Investors named ESG-themed funds as the most popular emerging markets investment strategy, followed closely by general socially responsible investment funds and then niche SRI funds.

China was identified as the most popular emerging market, followed by Brazil, Taiwan, Thailand and India. The survey also asked responsible investors which emerging market countries were making positive steps towards ESG disclosure; Brazil, South Africa and Turkey were identified as ESG leaders.

“The identification of Brazil and South Africa as leaders in terms of ESG is borne out by EIRIS research, with a majority of companies from these two countries consistently scoring better than their emerging market peers,” the survey said. “In fact, the top ranked companies from Brazil and South Africa often do as well, or better than, the best  performers from any markets, developed or emerging.”


Thursday, October 4, 2012

European SRI assets flourishing, study says, though mainly institutional

Sustainable and responsible investment is flourishing in Europe, according to a Eurosif study released this week.

“This is an incontrovertible truth whichever strategy one chooses to look at and whatever definition of SRI one ascribes to,” the study said. “During a timeframe when European assets under management increased by 3.8%, all of the sustainable and responsible strategies have outpaced this growth.”

For example, sustainability themed investments rose to 48,090 million euros in 2011, from 25,361 million in 2009, a 38% increase. Similarly, best in class/positive screen investments rose 46% to 283,206 million euros.

However, the impressive growth figures “mask some uncomfortable truths,” the study adds. “The European SRI market remains primarily institutional, and most of the growth in each of the individual strategies comes from a small number of institutional players investing in new mandates. The growth in each strategy is not from SRI assets outperforming the market, nor is it from an inflow of assets from the retail market, but a conversion of existing investments to one of the strategies.”

The proportion of SRI institutional assets has grown from 92% in 2009 to 94% in 2011.

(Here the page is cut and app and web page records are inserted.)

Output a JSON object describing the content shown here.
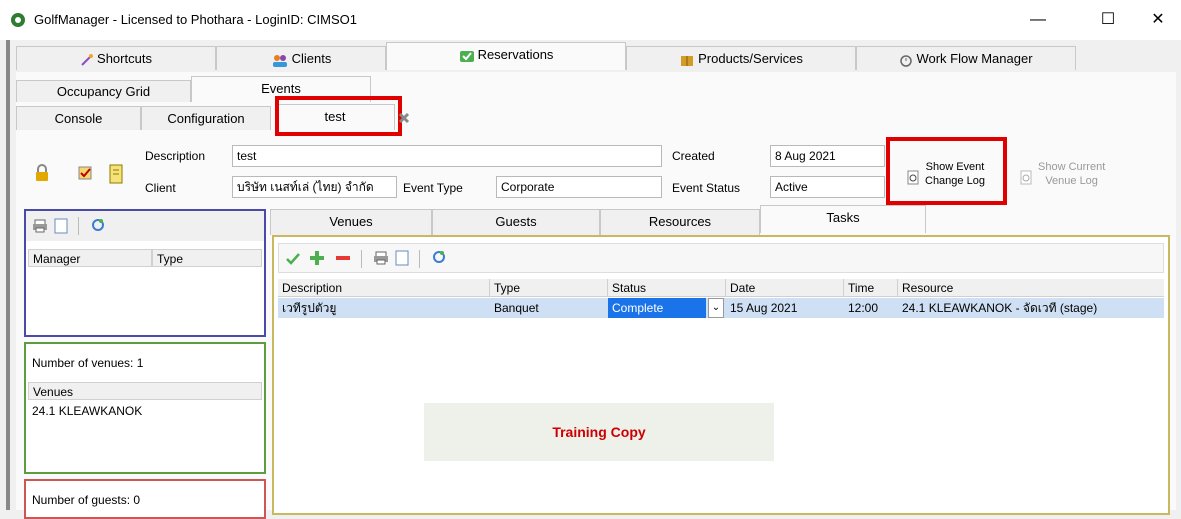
{
  "window": {
    "title": "GolfManager - Licensed to Phothara - LoginID: CIMSO1",
    "controls": {
      "minimize": "—",
      "maximize": "☐",
      "close": "✕"
    }
  },
  "main_tabs": [
    "Shortcuts",
    "Clients",
    "Reservations",
    "Products/Services",
    "Work Flow Manager"
  ],
  "sub_tabs": [
    "Occupancy Grid",
    "Events"
  ],
  "event_tabs": [
    "Console",
    "Configuration",
    "test"
  ],
  "form": {
    "description_label": "Description",
    "description_value": "test",
    "client_label": "Client",
    "client_value": "บริษัท เนสท์เล่ (ไทย) จำกัด",
    "event_type_label": "Event Type",
    "event_type_value": "Corporate",
    "created_label": "Created",
    "created_value": "8 Aug 2021",
    "event_status_label": "Event Status",
    "event_status_value": "Active",
    "show_event_change_log": [
      "Show Event",
      "Change Log"
    ],
    "show_current_venue_log": [
      "Show Current",
      "Venue Log"
    ]
  },
  "left": {
    "manager_col": "Manager",
    "type_col": "Type",
    "venues_count": "Number of venues: 1",
    "venues_header": "Venues",
    "venues": [
      "24.1 KLEAWKANOK"
    ],
    "guests_count": "Number of guests: 0"
  },
  "detail_tabs": [
    "Venues",
    "Guests",
    "Resources",
    "Tasks"
  ],
  "tasks": {
    "columns": [
      "Description",
      "Type",
      "Status",
      "Date",
      "Time",
      "Resource"
    ],
    "rows": [
      {
        "description": "เวทีรูปตัวยู",
        "type": "Banquet",
        "status": "Complete",
        "date": "15 Aug 2021",
        "time": "12:00",
        "resource": "24.1 KLEAWKANOK - จัดเวที (stage)"
      }
    ]
  },
  "watermark": "Training Copy",
  "colors": {
    "highlight": "#e00000",
    "accent_green": "#4caf50",
    "accent_red": "#e53935",
    "selection": "#cfe0f5",
    "watermark_text": "#cc0000"
  }
}
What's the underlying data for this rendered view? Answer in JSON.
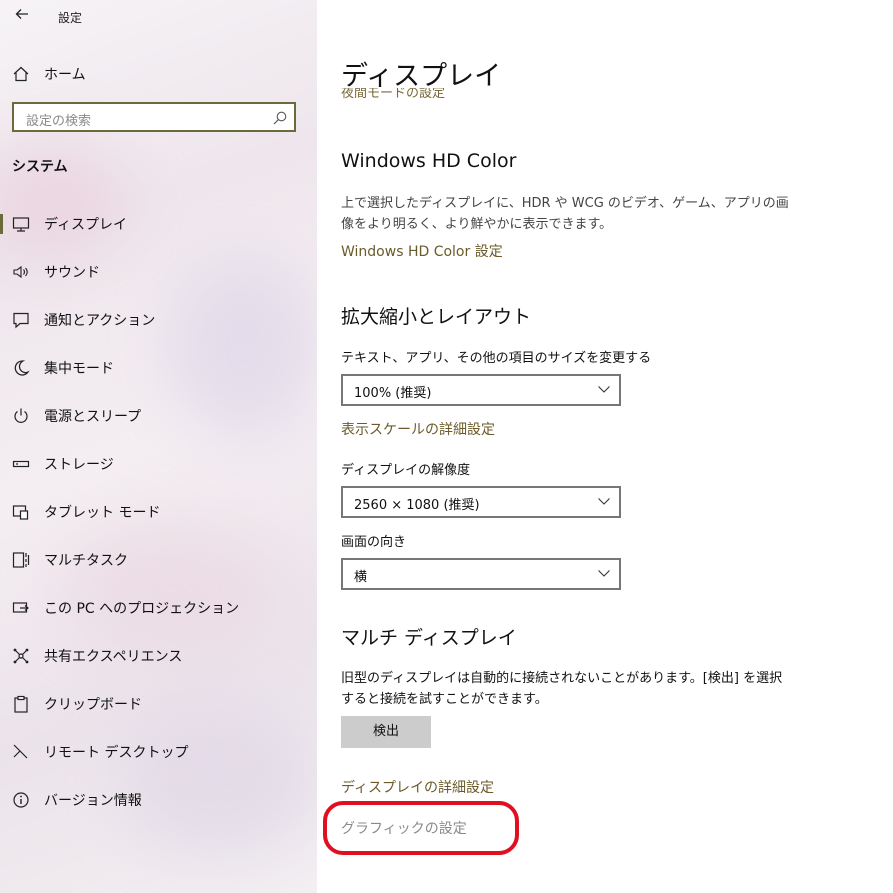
{
  "window": {
    "app_title": "設定",
    "back_icon": "back-arrow-icon"
  },
  "sidebar": {
    "home_label": "ホーム",
    "search_placeholder": "設定の検索",
    "section_title": "システム",
    "items": [
      {
        "label": "ディスプレイ",
        "icon": "display-icon",
        "active": true
      },
      {
        "label": "サウンド",
        "icon": "speaker-icon"
      },
      {
        "label": "通知とアクション",
        "icon": "notification-icon"
      },
      {
        "label": "集中モード",
        "icon": "moon-icon"
      },
      {
        "label": "電源とスリープ",
        "icon": "power-icon"
      },
      {
        "label": "ストレージ",
        "icon": "storage-icon"
      },
      {
        "label": "タブレット モード",
        "icon": "tablet-icon"
      },
      {
        "label": "マルチタスク",
        "icon": "multitask-icon"
      },
      {
        "label": "この PC へのプロジェクション",
        "icon": "projection-icon"
      },
      {
        "label": "共有エクスペリエンス",
        "icon": "share-icon"
      },
      {
        "label": "クリップボード",
        "icon": "clipboard-icon"
      },
      {
        "label": "リモート デスクトップ",
        "icon": "remote-desktop-icon"
      },
      {
        "label": "バージョン情報",
        "icon": "info-icon"
      }
    ]
  },
  "main": {
    "page_title": "ディスプレイ",
    "clipped_link": "夜間モードの設定",
    "hdr": {
      "heading": "Windows HD Color",
      "description": "上で選択したディスプレイに、HDR や WCG のビデオ、ゲーム、アプリの画像をより明るく、より鮮やかに表示できます。",
      "link": "Windows HD Color 設定"
    },
    "scale": {
      "heading": "拡大縮小とレイアウト",
      "size_label": "テキスト、アプリ、その他の項目のサイズを変更する",
      "size_value": "100% (推奨)",
      "advanced_link": "表示スケールの詳細設定",
      "resolution_label": "ディスプレイの解像度",
      "resolution_value": "2560 × 1080 (推奨)",
      "orientation_label": "画面の向き",
      "orientation_value": "横"
    },
    "multi": {
      "heading": "マルチ ディスプレイ",
      "description": "旧型のディスプレイは自動的に接続されないことがあります。[検出] を選択すると接続を試すことができます。",
      "detect_button": "検出",
      "advanced_link": "ディスプレイの詳細設定",
      "graphics_link": "グラフィックの設定"
    }
  },
  "colors": {
    "accent": "#6b5a2a",
    "highlight": "#e01020"
  }
}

Eurosif notes that this represents a challenge for the industry: Why are retail sales not keeping pace with institutional investors and professional asset managers who are pouring money into SRI? “Clearly, communication and clarification is needed to make retail investors see the same value in SRI that professional investors do.”